It’s the same idea behind fiberglass insulation in your walls and ceilings. These tiny air pockets are life savers.
Understand and Avoid the “Cold 70 Effect”
Ever wonder why you still feel cold even in a 70-degree room? Although your exterior walls, windows, and floors might be as warm as 70 degrees Fahrenheit, your body’s temperature hovers around 98.6 degrees.
You begin to feel cold in a 70-degree room because your body is radiating heat to these colder surfaces. This effect is known as the “Cold 70 Effect.”
If you want to stay warm, you’ll need to combat the Cold 70 Effect by doing these three things:
- Avoid cold surfaces – the more you can avoid, the better.
- Insulate to increase your R value – warm slippers offer better insulation than socks and bare feet, plus, the thicker they are, the better their R value. Wear gloves and boots since these are nerve-rich surfaces. If you keep them warm, you’ll start to feel warmer in general.
- Duck and cover – if you can’t avoid the Cold 70 Effect, try to at least cover your neck and head with a sweatshirt. This will increase your R value and protect these cold-sensitive parts of your body. Warmth stunts the body’s response to shiver, which can lead to a more comfortable experience.
Keep Faucets Running, Not Dripping
If you want to avoid any burst pipes, make sure your faucets are running, not just dripping. Keep cabinet doors open under sinks in your kitchen and washrooms to notice any drips. Also, if it’s too late and your pipes start to freeze, use a hairdryer to thaw frozen pipes, never a torch.
Never Run a Generator Inside
The American Red Cross says to never run a generator inside a home, basement, garage, crawlspace or any partially enclosed area. Use flashlights in the dark, not candles. And even though it’s really cold, keep your refrigerator and freezer doors closed if you lose power.
Avoid Burning Cold Wood
Since you’re reading this, we expect you’re already planning ahead. If you have a fireplace and access to plenty of dry kindling and firewood, one trick we learned is to store any extra wood indoors if possible. It’s much easier to burn warm wood than it is cold wood. So store extra firewood inside your house and it will be easier to light.
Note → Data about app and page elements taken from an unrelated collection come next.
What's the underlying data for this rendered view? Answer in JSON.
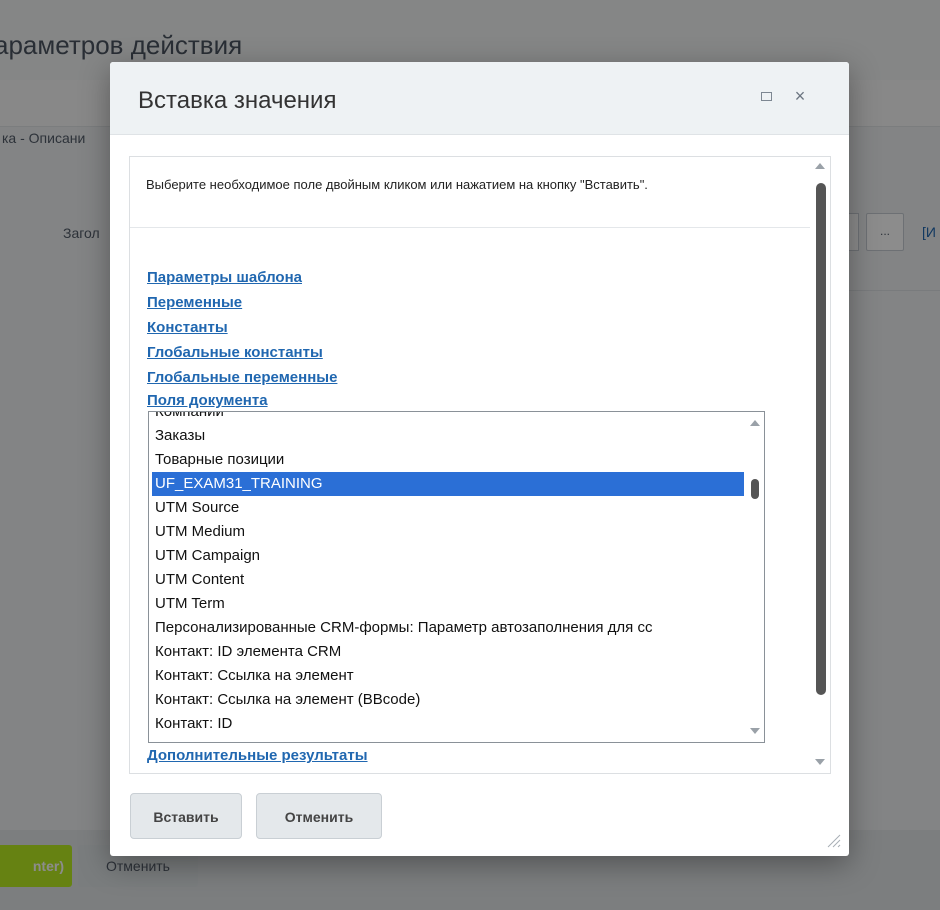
{
  "background": {
    "title": "араметров действия",
    "breadcrumb": "ка - Описани",
    "field_label": "Загол",
    "dots_label": "...",
    "bracket_text": "[И",
    "save_label": "nter)",
    "cancel_label": "Отменить"
  },
  "dialog": {
    "title": "Вставка значения",
    "maximize_icon": "maximize-icon",
    "close_icon": "close-icon",
    "close_glyph": "×",
    "hint": "Выберите необходимое поле двойным кликом или нажатием на кнопку \"Вставить\".",
    "links": [
      "Параметры шаблона",
      "Переменные",
      "Константы",
      "Глобальные константы",
      "Глобальные переменные",
      "Поля документа"
    ],
    "listbox_items": [
      "Компании",
      "Заказы",
      "Товарные позиции",
      "UF_EXAM31_TRAINING",
      "UTM Source",
      "UTM Medium",
      "UTM Campaign",
      "UTM Content",
      "UTM Term",
      "Персонализированные CRM-формы: Параметр автозаполнения для сс",
      "Контакт: ID элемента CRM",
      "Контакт: Ссылка на элемент",
      "Контакт: Ссылка на элемент (BBcode)",
      "Контакт: ID"
    ],
    "selected_item": "UF_EXAM31_TRAINING",
    "extra_link": "Дополнительные результаты",
    "insert_button": "Вставить",
    "cancel_button": "Отменить",
    "colors": {
      "link": "#2067b0",
      "selection": "#2b6fd6",
      "bg_save": "#bbed21"
    }
  }
}
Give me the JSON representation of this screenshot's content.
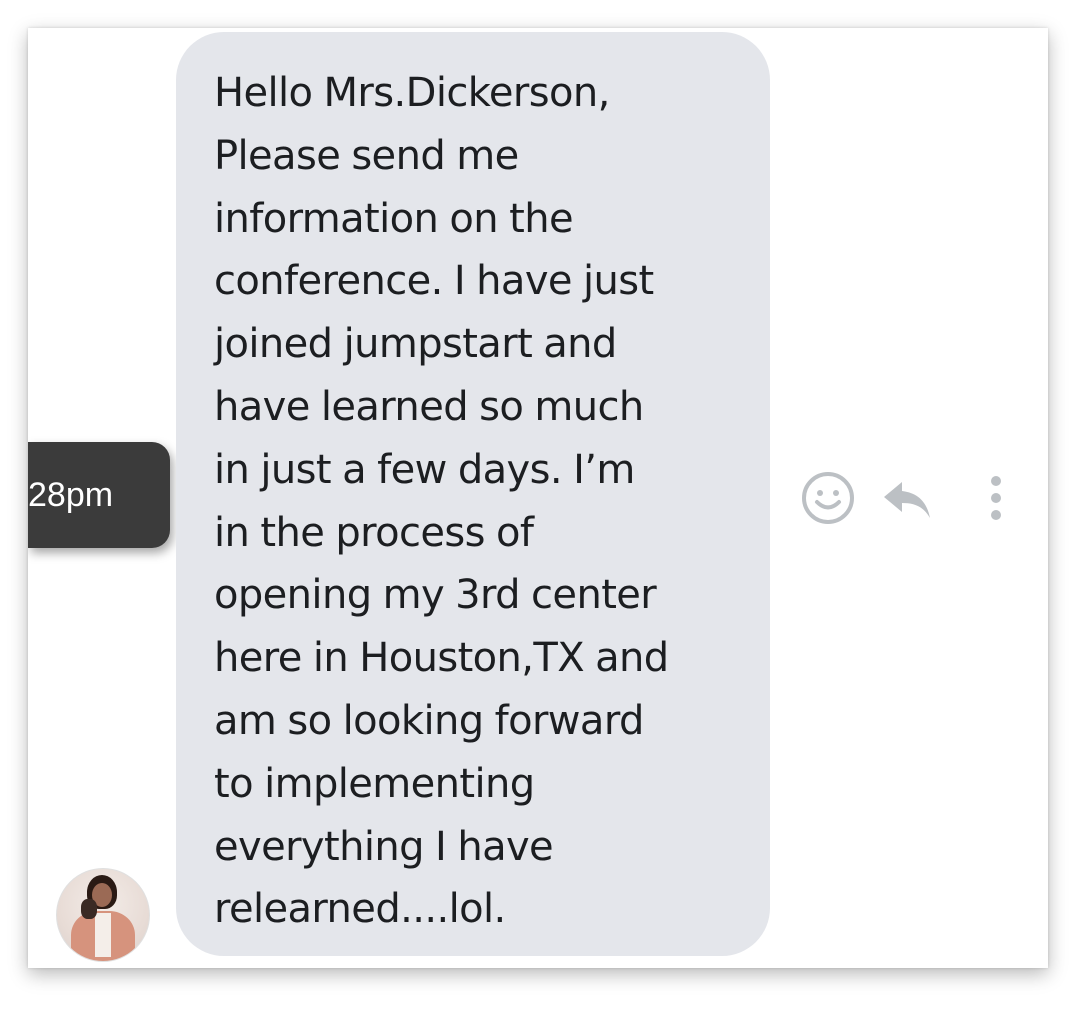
{
  "message": {
    "lines": [
      "Hello Mrs.Dickerson,",
      "Please send me",
      "information on the",
      "conference. I have just",
      "joined jumpstart and",
      "have learned so much",
      "in just a few days. I’m",
      "in the process of",
      "opening my 3rd center",
      "here in Houston,TX and",
      "am so looking forward",
      "to implementing",
      "everything I have",
      "relearned....lol."
    ],
    "timestamp": "28pm",
    "bubble_color": "#e4e6eb",
    "text_color": "#1c1e21"
  },
  "actions": {
    "react_icon": "smiley-icon",
    "reply_icon": "reply-arrow-icon",
    "more_icon": "vertical-ellipsis-icon",
    "icon_color": "#bcc0c4"
  },
  "sender": {
    "avatar": "sender-avatar"
  }
}
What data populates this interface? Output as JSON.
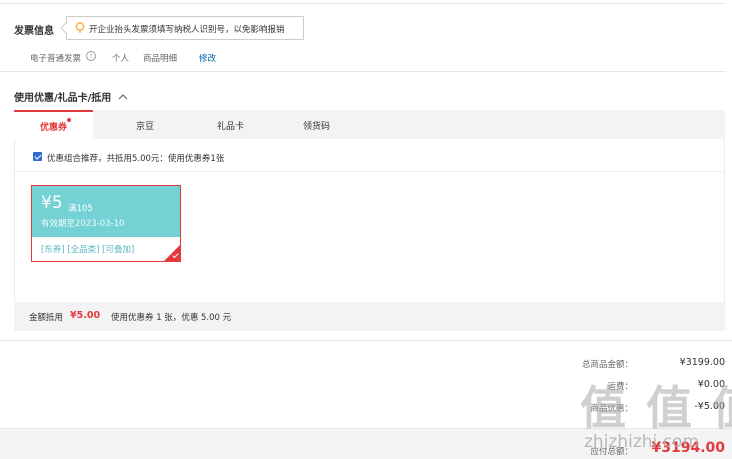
{
  "invoice": {
    "title": "发票信息",
    "tip": "开企业抬头发票须填写纳税人识别号，以免影响报销",
    "type": "电子普通发票",
    "holder": "个人",
    "content": "商品明细",
    "edit_label": "修改"
  },
  "discount": {
    "title": "使用优惠/礼品卡/抵用",
    "tabs": [
      {
        "label": "优惠券"
      },
      {
        "label": "京豆"
      },
      {
        "label": "礼品卡"
      },
      {
        "label": "领货码"
      }
    ],
    "recommend_text": "优惠组合推荐，共抵用5.00元：使用优惠券1张",
    "coupon": {
      "amount": "¥5",
      "condition": "满105",
      "expiry": "有效期至2023-03-10",
      "tags": "[东券]  [全品类]  [可叠加]"
    },
    "summary_label": "金额抵用",
    "summary_amount": "¥5.00",
    "summary_detail": "使用优惠券 1 张，优惠 5.00 元"
  },
  "totals": {
    "items_total_label": "总商品金额：",
    "items_total": "¥3199.00",
    "row2_label": "运费：",
    "row2_value": "¥0.00",
    "row3_label": "商品优惠：",
    "row3_value": "-¥5.00",
    "pay_label": "应付总额：",
    "pay_value": "¥3194.00"
  },
  "watermark": {
    "glyphs": "值 值 值",
    "url": "zhizhizhi.com"
  },
  "colors": {
    "accent_red": "#e4393c",
    "link_blue": "#005ea7",
    "coupon_teal": "#74d2d4"
  }
}
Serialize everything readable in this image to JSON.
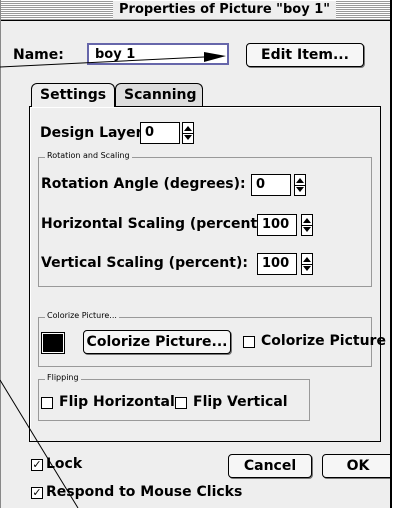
{
  "window": {
    "title": "Properties of Picture \"boy 1\""
  },
  "name": {
    "label": "Name:",
    "value": "boy 1"
  },
  "buttons": {
    "edit_item": "Edit Item...",
    "colorize": "Colorize Picture...",
    "cancel": "Cancel",
    "ok": "OK"
  },
  "tabs": [
    {
      "label": "Settings",
      "selected": true
    },
    {
      "label": "Scanning",
      "selected": false
    }
  ],
  "design_layer": {
    "label": "Design Layer",
    "value": "0"
  },
  "rotation_scaling": {
    "group_label": "Rotation and Scaling",
    "rotation_label": "Rotation Angle (degrees):",
    "rotation_value": "0",
    "hscale_label": "Horizontal Scaling (percent):",
    "hscale_value": "100",
    "vscale_label": "Vertical Scaling (percent):",
    "vscale_value": "100"
  },
  "colorize": {
    "group_label": "Colorize Picture...",
    "checkbox_label": "Colorize Picture",
    "checked": false,
    "swatch_color": "#000000"
  },
  "flipping": {
    "group_label": "Flipping",
    "horizontal_label": "Flip Horizontal",
    "horizontal_checked": false,
    "vertical_label": "Flip Vertical",
    "vertical_checked": false
  },
  "lock": {
    "label": "Lock",
    "checked": true
  },
  "respond": {
    "label": "Respond to Mouse Clicks",
    "checked": true
  }
}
Use a Thermos to Keep Warm Liquids Hot
During rolling blackouts, boil water and put it in a thermos. Do the same thing with coffee and soup. This will of course depend on how long the rolling outage is but try to plan ahead.
Leave one light on at night so you know when the power is on or off. As soon as you get power, boil water and make coffee or store the boiling water in a thermos for later.
The National Weather Service issued some pretty common sense tips on keeping the house warm, but they’re important to share nonetheless. Keep these top of mind when the next winter storm rolls in:
- Close blinds or curtains to retain some heat. Maybe even throw an extra quilt over a breezy window.
- Close off rooms to avoid wasting heat.
- Stuff towels or rags in cracks or under doors.
- Eat often to continually provide your body energy, which helps keep you warm. And be sure to hydrate, but avoid caffeine and alcohol.
To a richer life,
The Rich Life Roadmap Team